He then examined in detail the first proposition of the affirmative, that to include Porto Rico within the customs boundary of the United States meant relief for the immediate economic needs of the island. "The United States has furnished foodstuffs cheaper than any country in the world, and can continue to do so, and we propose that the suffering, helpless Porto Ricans shall have them free of duty. But our plan means also cheap wearing apparel, cheap building material and cheap manufacturing material. To levy a duty upon these essentials of economic and social development would mean suffering to the already impoverished island more than commensurate with any revenue received.

"A people on the verge of starvation needs cheap food and ready employment. We see that cheap food will be afforded; will our plan give employment? The tobacco and sugar growers are idle because they lack markets. The coffee planters are without capital to make good the losses of the recent disastrous hurricane. Porto Rico lacks markets as a direct result of American acquisition. There is a solemn obligation upon the United States to furnish a substitute for those lost markets. The highest considerations of justice demand that we open our markets to the Porto Ricans. American markets are ample for Porto Rican Products." He then went on to show that the United States furnished more than sufficient markets, and that in every instance the Porto Rican products formed no serious competitive force against American produce.
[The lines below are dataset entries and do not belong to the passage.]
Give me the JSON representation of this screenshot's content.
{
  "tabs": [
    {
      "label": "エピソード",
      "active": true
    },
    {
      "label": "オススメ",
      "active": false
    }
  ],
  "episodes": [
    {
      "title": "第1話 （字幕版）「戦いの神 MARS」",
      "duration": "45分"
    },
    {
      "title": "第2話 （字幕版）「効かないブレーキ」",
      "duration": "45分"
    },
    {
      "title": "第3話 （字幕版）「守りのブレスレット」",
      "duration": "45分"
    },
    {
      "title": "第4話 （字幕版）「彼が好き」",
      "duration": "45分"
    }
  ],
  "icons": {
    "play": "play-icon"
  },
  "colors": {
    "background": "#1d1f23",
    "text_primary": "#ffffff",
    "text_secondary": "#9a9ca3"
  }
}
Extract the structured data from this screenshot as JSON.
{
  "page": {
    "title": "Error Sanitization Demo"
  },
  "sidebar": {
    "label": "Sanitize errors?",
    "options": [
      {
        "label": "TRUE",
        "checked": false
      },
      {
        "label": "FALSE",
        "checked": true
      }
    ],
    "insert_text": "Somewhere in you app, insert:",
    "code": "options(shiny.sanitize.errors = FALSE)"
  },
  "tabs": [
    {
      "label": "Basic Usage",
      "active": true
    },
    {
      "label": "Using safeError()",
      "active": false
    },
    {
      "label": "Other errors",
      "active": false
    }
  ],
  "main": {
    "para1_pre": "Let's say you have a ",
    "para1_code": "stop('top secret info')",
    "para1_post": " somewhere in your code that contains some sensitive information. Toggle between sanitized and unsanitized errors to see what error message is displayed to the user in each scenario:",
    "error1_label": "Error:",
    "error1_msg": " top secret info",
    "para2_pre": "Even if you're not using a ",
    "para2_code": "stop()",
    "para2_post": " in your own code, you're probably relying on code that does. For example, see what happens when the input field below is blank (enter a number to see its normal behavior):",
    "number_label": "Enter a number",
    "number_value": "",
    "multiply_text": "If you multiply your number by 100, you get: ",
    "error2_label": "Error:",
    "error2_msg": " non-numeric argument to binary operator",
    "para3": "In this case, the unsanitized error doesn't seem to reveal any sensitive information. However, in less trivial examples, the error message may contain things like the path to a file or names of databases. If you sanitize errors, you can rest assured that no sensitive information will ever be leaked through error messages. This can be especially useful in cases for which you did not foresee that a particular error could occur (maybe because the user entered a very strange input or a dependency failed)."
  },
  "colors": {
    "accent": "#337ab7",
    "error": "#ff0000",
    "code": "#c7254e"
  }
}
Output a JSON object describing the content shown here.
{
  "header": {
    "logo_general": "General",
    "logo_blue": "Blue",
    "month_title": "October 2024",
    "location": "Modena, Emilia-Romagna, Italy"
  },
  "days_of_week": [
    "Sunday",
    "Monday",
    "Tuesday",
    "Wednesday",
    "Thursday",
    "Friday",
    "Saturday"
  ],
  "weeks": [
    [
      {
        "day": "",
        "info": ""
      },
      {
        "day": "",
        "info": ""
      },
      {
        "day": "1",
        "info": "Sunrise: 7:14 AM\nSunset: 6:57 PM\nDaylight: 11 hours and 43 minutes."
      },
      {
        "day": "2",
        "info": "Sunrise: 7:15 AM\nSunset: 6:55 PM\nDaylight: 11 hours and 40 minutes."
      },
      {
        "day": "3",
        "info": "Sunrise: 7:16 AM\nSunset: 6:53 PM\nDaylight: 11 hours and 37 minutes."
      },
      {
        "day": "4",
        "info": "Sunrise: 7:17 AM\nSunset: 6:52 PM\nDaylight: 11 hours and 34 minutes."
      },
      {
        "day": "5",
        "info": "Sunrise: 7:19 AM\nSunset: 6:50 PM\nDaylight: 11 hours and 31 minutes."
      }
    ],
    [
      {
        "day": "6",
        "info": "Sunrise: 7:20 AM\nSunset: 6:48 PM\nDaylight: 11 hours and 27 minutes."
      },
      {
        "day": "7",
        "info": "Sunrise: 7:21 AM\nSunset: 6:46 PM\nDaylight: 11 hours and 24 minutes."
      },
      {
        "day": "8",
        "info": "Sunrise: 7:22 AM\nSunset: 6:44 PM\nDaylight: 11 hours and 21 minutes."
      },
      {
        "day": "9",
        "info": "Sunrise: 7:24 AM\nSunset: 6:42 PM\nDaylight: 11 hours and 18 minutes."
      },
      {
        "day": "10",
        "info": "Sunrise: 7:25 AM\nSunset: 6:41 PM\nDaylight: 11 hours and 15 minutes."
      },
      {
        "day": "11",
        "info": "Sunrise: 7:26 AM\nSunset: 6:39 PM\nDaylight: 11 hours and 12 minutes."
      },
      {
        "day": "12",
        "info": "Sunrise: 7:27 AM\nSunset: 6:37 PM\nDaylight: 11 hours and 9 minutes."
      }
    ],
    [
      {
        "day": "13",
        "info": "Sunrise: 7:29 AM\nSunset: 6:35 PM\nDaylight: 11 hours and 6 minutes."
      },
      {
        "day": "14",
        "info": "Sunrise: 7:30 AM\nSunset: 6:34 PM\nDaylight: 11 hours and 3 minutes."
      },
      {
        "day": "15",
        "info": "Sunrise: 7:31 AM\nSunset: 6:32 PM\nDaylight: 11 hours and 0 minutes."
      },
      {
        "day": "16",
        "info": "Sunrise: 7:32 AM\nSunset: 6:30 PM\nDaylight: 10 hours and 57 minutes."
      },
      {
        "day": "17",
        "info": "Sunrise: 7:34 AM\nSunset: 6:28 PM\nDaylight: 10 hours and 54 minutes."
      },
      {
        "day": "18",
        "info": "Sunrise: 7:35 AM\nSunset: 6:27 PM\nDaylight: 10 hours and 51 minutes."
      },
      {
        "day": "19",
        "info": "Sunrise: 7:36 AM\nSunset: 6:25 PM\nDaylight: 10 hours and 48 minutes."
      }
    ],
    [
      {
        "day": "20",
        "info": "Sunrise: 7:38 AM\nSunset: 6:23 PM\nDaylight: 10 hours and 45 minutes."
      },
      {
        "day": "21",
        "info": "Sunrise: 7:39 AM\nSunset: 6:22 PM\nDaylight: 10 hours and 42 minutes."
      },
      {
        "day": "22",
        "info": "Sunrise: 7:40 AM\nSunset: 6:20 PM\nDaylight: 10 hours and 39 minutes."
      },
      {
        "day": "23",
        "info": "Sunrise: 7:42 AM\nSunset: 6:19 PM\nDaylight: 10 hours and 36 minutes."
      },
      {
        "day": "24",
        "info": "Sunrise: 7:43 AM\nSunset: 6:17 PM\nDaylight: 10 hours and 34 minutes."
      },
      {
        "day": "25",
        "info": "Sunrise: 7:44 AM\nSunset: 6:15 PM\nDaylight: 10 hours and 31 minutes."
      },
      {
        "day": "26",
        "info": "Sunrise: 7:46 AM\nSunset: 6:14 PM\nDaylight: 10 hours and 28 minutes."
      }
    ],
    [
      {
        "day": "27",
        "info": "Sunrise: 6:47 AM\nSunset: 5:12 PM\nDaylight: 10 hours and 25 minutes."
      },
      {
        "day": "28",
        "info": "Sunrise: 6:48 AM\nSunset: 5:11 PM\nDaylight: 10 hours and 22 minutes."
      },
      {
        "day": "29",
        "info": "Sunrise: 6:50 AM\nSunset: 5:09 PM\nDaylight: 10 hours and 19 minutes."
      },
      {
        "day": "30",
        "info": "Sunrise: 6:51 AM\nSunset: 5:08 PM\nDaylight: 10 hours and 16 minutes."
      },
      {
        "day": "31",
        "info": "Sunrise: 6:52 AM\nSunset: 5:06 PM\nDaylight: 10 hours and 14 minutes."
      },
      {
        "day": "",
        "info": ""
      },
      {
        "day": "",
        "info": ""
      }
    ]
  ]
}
"But to include Porto Rico within the customs boundary of the United States means, moreover, the inflowing of American capital to develop the latent possibilities of the island. Uncertainty, always a foe to industrial development, now prevails. Once make it known that the interests of Porto Rico are to be the interests of the United States, that Porto Rico is a part of us, and American capital will flow to the island. But until that time comes the rehabilitation of Porto Rico along American lines is impossible. When Americans can feel that their investments in Porto Rico are to be regarded as favorably as those in New York, then, and not till then, will American capital develop the island.

"With Porto Rico included within our customs boundary, her industrial development will be assured; with industrial development will come employment; with employment the means to buy food and the opportunity of self-support. Porto Rico will flourish and prosper, only when you assure relief for the suffering, capital for the crippled industries and a stability of government. There is one way, and only one, of securing these benefits to Porto Rico; include Porto Rico within the customs boundary of the United States."

Mason Trowbridge, the first speaker for Yale, said in brief:

"The inclusion of Porto Rico within our customs boundaries involves, first, the enforcement there of our tarriff laws; and second, free importation into Porto Rico of American goods and free markets here for Porto Rican products. The negative are opposed to this policy, because it makes the former a condition precedent to the attainment of the latter. In framing a tariff for this country which was to apply there also, it would not be possible to give any amount of consideration to the needs of that one comparatively small island. The only, therefore, in which we can give her customs laws that shall meet her wants, is to allow Congress to enact special rates for her, as it has a right to do. That is the proposition of the negative.

"We cannot meet our obligations to Porto Rico in any other way. We must enact duties which shall secure prosperity to the islanders. Our own customs laws will not accomplish this. They were devised to protect a manufacturing country that presents an almost complete contrast to Porto Rico, a purely agricultural island. In the parts of our country where the economic conditions approach those of Porto Rico, in the southern plantation states, the opposition to our tariff has been increasing for seventy-five years."